Sale price adjusted for inflation £GBP: £3,3267,000
Sale price at time of sale £GBP: £2,970,500
Sale price at time of sale $USD: $4,647,500
Auction: 08-2013 Bonhams
This 4.5 –Liter Blower is the fourth highest auctioned Bentley in this list. The first owner was Harry Leeson. He was a regular customer of the factory and ordered this Bentley Blower, made to Le Mans specifications. Only three of them were made. The car also had a lightweight Le Mans specification two door open four-seater Vanden Plas body. A year later, the car changed hands and went to the United States in the 1930s. The Canadian William K. Johnson bought the Bentley and he decided to install a different body. The car still has this boattail bodywork from the early 40s. In 1955 the car came into the possession of Charles R.J Noble and remained in the family’s possession for almost 60 years. When the Bentley was auctioned in 2013, the car still seemed to be in the same condition as in 1938.
3: 1930 Speed Six Open Tourer by Vanden Plas, original Team Car, Old Number 2 (HM2868)
Sale price adjusted for inflation £GBP: £4,191,400
Sale price at time of sale £GBP: £2,794,250

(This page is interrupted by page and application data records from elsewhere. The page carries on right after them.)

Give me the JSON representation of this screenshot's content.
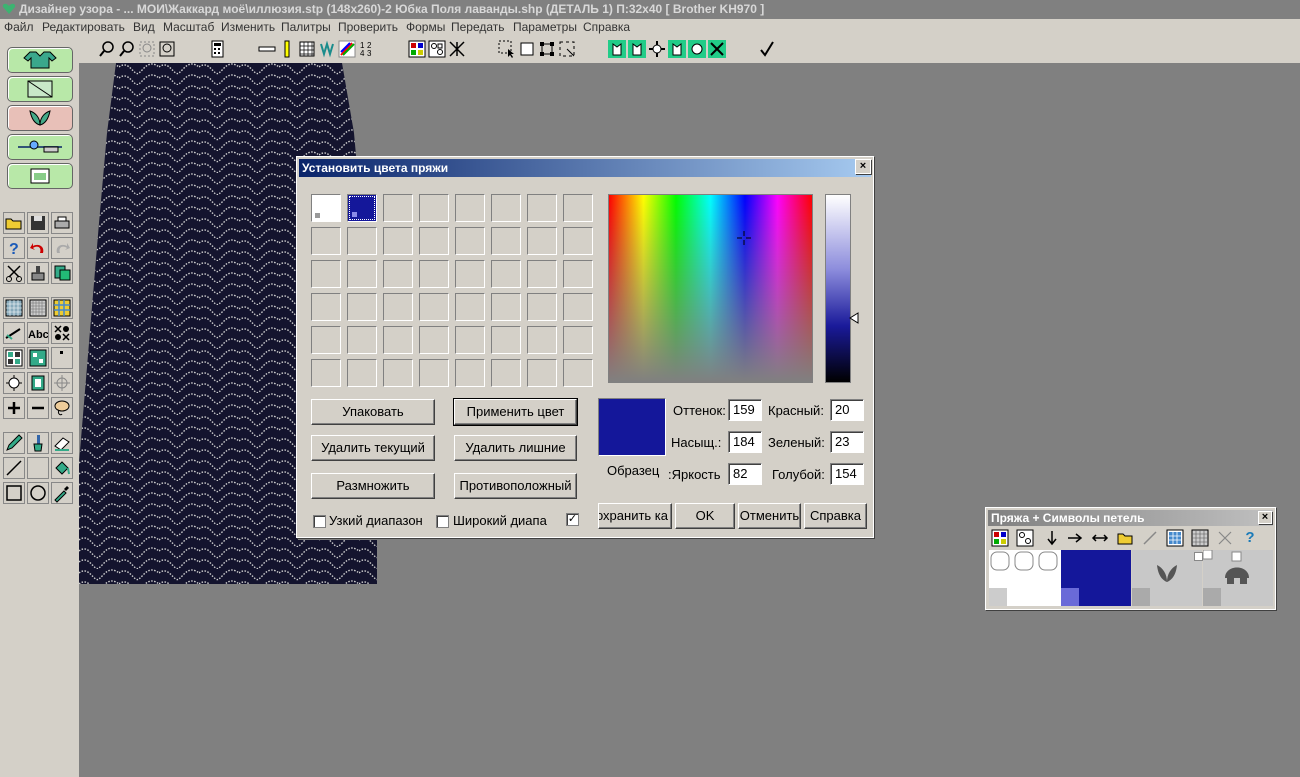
{
  "window": {
    "title": "Дизайнер узора - ... МОИ\\Жаккард моё\\иллюзия.stp (148x260)-2    Юбка Поля лаванды.shp (ДЕТАЛЬ  1)    П:32x40    [ Brother KH970 ]"
  },
  "menu": {
    "items": [
      "Файл",
      "Редактировать",
      "Вид",
      "Масштаб",
      "Изменить",
      "Палитры",
      "Проверить",
      "Формы",
      "Передать",
      "Параметры",
      "Справка"
    ]
  },
  "dialog": {
    "title": "Установить цвета пряжи",
    "close": "×",
    "buttons": {
      "pack": "Упаковать",
      "apply": "Применить цвет",
      "delete_current": "Удалить текущий",
      "delete_extra": "Удалить лишние",
      "multiply": "Размножить",
      "opposite": "Противоположный",
      "save": "охранить ка",
      "ok": "OK",
      "cancel": "Отменить",
      "help": "Справка"
    },
    "checkboxes": {
      "narrow": "Узкий диапазон",
      "wide": "Широкий диапа",
      "third_checked": "✓"
    },
    "sample_label": "Образец",
    "fields": {
      "hue_label": "Оттенок:",
      "hue": "159",
      "sat_label": "Насыщ.:",
      "sat": "184",
      "bright_label": "Яркость:",
      "bright": "82",
      "red_label": "Красный:",
      "red": "20",
      "green_label": "Зеленый:",
      "green": "23",
      "blue_label": "Голубой:",
      "blue": "154"
    },
    "colors": {
      "slot1": "#ffffff",
      "slot2": "#14179a",
      "sample": "#14179a"
    }
  },
  "yarn_panel": {
    "title": "Пряжа + Символы петель",
    "close": "×",
    "help": "?"
  },
  "colors": {
    "selected_yarn": "#14179a",
    "pattern_bg": "#14142e",
    "pattern_lines": "#cfcfcf"
  }
}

Sale price at time of sale $USD: $5,658,500
Auction: 07-2004 Christie’s
This Bentley is one of the most famous cars. It is a original Bentley Le Mans Works Team car and is known as Old Number 2. The car was made in 1930 especially for participation in Le Mans. In this race the car was driven by Dick Watney and Frank Clement. They finished in second place, behind Old Number 1. Prior to the 24 Hours of Le Mans, Woolf Barnato and Frank Clement won the Brooklands Double Twelve with this car. The Bentley was sold to Mr. A.J. Stuart of London in the 1930s and sold again after a few months. After the war, the Bentley ended up in the United States. The car was later part of the Bill Lake collection. In July 2004, Christie’s auctioned this Bentley in France at the Le Mans Classic meeting for £ 2.7 million. It was a new auction record for a Bentley. The car then yielded more than double the next car in the list, coming from the same collection and sold at the same auction.

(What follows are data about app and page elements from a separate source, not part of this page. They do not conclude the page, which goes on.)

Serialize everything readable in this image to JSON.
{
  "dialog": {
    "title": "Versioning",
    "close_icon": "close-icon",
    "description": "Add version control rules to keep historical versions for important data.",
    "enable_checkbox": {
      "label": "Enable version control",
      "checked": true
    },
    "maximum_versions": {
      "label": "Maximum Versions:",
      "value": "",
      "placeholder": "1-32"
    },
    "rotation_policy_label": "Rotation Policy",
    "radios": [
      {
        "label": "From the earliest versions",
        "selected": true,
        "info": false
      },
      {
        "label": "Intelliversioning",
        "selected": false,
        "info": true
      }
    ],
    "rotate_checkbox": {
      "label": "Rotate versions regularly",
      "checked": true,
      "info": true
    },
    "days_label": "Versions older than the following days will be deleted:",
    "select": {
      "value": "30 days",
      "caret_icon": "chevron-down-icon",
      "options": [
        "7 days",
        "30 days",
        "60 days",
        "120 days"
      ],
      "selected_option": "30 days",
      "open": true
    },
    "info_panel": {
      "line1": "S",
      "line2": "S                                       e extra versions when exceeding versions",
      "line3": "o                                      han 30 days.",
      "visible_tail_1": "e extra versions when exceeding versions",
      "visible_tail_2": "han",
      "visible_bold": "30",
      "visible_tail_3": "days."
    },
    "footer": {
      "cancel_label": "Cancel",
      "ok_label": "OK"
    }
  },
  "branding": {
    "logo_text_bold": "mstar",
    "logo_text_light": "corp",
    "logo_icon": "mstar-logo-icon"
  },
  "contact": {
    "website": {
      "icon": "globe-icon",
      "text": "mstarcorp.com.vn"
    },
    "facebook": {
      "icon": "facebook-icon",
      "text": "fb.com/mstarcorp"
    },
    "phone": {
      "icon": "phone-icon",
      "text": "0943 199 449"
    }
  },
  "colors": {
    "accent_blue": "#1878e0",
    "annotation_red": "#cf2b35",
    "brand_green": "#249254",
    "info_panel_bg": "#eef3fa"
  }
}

2: 1928 4.5-Litre Open Tourer by Vanden Plas, original Team Car (KM3088)
Sale price adjusted for inflation £GBP: £4,470,500
Sale price at time of sale £GBP: £3,853,850
Sale price at time of sale $USD: $6,050,000
Auction: 08-2012 Gooding and Company
This is one of the Bentley cars to which the factory owes its image. This car has participated twice in the 24 hours of Le Mans. The light body was made by Vanden Plas especially for participation in competitions. The cars having this special kind off coachwork are known as “Bobtails”. In 1928, Clement and Benjafield drove this car at Le Mans. It did not finish due to technical problems. In 1929, when Bentley registered a 1-2-3-4 victory, Benjafield and d’Erlanger finished third with this Bentley. The Works Bentley was sold in 1930. In 2004, Christie’s auctioned this car for over a million pounds. Adjusted for inflation, that was then “only” £1,641,700. The value increased to £3.8 million eight years later. The car was offered for sale again in 2017 by RM Sotheby’s at an estimate of $6.5 to $7.5 million, but did not sell.
1: 1929 4.5-Litre Blower Single Seater racer, ex Tim Birkin (HB3402)
Sale price adjusted for inflation £GBP: £5,848,150
Sale price at time of sale £GBP: £5,041,500
Sale price at time of sale $USD: $7,918,200
Auction: 06-2012 Bonhams
This Blower Bentley was Great Britain’s fastest track racing car of it’s time. It was a multiple Brooklands race winner and holder of the Outer Circuit lap record. Alongside the Blower Bentley road-racing endurance sports cars, Tim Birkin had this special track-racing car developed. The car took part in races at Brooklands for the first time in 1929. Equipped with this new, aluminum body, Birkin raced at the Brooklands Meeting in 1930. As Birkin won the race, it was the first race victory achieved by a Blower Bentley. During the Brooklands Easter meeting, he reached a speed of 135 mph, setting a new record at Brooklands. Two years later he improved his performance with a new record of almost 138 mph. After his death in 1933, the car remained unused and was sold in 1939. Several enthusiasts took care of the car afterwards. Bonhams auctioned this car in 2012, setting a new auction record for a Bentley.